_Records to use_
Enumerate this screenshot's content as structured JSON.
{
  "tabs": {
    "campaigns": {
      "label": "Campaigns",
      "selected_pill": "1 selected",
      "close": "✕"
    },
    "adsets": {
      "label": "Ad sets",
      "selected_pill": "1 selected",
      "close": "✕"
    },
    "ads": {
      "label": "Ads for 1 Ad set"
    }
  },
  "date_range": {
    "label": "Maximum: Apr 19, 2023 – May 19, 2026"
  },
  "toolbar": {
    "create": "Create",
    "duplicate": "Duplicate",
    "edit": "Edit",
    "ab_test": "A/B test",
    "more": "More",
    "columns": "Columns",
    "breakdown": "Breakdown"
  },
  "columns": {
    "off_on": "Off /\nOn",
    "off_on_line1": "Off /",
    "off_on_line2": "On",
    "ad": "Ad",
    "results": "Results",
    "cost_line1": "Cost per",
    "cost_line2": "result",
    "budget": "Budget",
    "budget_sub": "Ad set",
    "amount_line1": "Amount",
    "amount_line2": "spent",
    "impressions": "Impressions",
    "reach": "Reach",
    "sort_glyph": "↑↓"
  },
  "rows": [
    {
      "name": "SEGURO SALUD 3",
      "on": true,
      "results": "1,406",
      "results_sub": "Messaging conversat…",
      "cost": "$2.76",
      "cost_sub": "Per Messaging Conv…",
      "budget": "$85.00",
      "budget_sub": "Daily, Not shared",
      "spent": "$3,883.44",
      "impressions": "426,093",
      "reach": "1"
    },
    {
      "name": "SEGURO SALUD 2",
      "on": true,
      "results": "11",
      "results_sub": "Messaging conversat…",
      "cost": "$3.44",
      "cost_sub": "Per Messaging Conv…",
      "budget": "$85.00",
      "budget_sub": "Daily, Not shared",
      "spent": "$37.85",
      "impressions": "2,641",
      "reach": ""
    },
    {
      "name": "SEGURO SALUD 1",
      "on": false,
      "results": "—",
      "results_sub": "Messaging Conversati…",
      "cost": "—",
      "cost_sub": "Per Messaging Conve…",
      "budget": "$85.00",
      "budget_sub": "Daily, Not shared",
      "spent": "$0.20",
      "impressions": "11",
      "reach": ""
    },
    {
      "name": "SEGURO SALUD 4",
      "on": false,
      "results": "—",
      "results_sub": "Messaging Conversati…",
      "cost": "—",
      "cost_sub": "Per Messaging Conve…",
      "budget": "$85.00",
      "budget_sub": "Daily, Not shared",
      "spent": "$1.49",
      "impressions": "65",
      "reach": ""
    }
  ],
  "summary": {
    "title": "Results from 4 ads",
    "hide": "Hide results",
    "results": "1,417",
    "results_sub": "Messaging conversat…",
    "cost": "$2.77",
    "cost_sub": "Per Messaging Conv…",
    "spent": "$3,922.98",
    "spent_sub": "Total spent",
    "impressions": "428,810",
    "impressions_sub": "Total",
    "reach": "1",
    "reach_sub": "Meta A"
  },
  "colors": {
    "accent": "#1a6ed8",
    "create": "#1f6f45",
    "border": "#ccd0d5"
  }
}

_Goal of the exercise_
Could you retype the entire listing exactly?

_Written reply_
Enumerate this screenshot's content as structured JSON.
{
  "tabs": {
    "campaigns": {
      "label": "Campaigns",
      "selected_pill": "1 selected",
      "close": "✕"
    },
    "adsets": {
      "label": "Ad sets",
      "selected_pill": "1 selected",
      "close": "✕"
    },
    "ads": {
      "label": "Ads for 1 Ad set"
    }
  },
  "date_range": {
    "label": "Maximum: Apr 19, 2023 – May 19, 2026"
  },
  "toolbar": {
    "create": "Create",
    "duplicate": "Duplicate",
    "edit": "Edit",
    "ab_test": "A/B test",
    "more": "More",
    "columns": "Columns",
    "breakdown": "Breakdown"
  },
  "columns": {
    "off_on": "Off /\nOn",
    "off_on_line1": "Off /",
    "off_on_line2": "On",
    "ad": "Ad",
    "results": "Results",
    "cost_line1": "Cost per",
    "cost_line2": "result",
    "budget": "Budget",
    "budget_sub": "Ad set",
    "amount_line1": "Amount",
    "amount_line2": "spent",
    "impressions": "Impressions",
    "reach": "Reach",
    "sort_glyph": "↑↓"
  },
  "rows": [
    {
      "name": "SEGURO SALUD 3",
      "on": true,
      "results": "1,406",
      "results_sub": "Messaging conversat…",
      "cost": "$2.76",
      "cost_sub": "Per Messaging Conv…",
      "budget": "$85.00",
      "budget_sub": "Daily, Not shared",
      "spent": "$3,883.44",
      "impressions": "426,093",
      "reach": "1"
    },
    {
      "name": "SEGURO SALUD 2",
      "on": true,
      "results": "11",
      "results_sub": "Messaging conversat…",
      "cost": "$3.44",
      "cost_sub": "Per Messaging Conv…",
      "budget": "$85.00",
      "budget_sub": "Daily, Not shared",
      "spent": "$37.85",
      "impressions": "2,641",
      "reach": ""
    },
    {
      "name": "SEGURO SALUD 1",
      "on": false,
      "results": "—",
      "results_sub": "Messaging Conversati…",
      "cost": "—",
      "cost_sub": "Per Messaging Conve…",
      "budget": "$85.00",
      "budget_sub": "Daily, Not shared",
      "spent": "$0.20",
      "impressions": "11",
      "reach": ""
    },
    {
      "name": "SEGURO SALUD 4",
      "on": false,
      "results": "—",
      "results_sub": "Messaging Conversati…",
      "cost": "—",
      "cost_sub": "Per Messaging Conve…",
      "budget": "$85.00",
      "budget_sub": "Daily, Not shared",
      "spent": "$1.49",
      "impressions": "65",
      "reach": ""
    }
  ],
  "summary": {
    "title": "Results from 4 ads",
    "hide": "Hide results",
    "results": "1,417",
    "results_sub": "Messaging conversat…",
    "cost": "$2.77",
    "cost_sub": "Per Messaging Conv…",
    "spent": "$3,922.98",
    "spent_sub": "Total spent",
    "impressions": "428,810",
    "impressions_sub": "Total",
    "reach": "1",
    "reach_sub": "Meta A"
  },
  "colors": {
    "accent": "#1a6ed8",
    "create": "#1f6f45",
    "border": "#ccd0d5"
  }
}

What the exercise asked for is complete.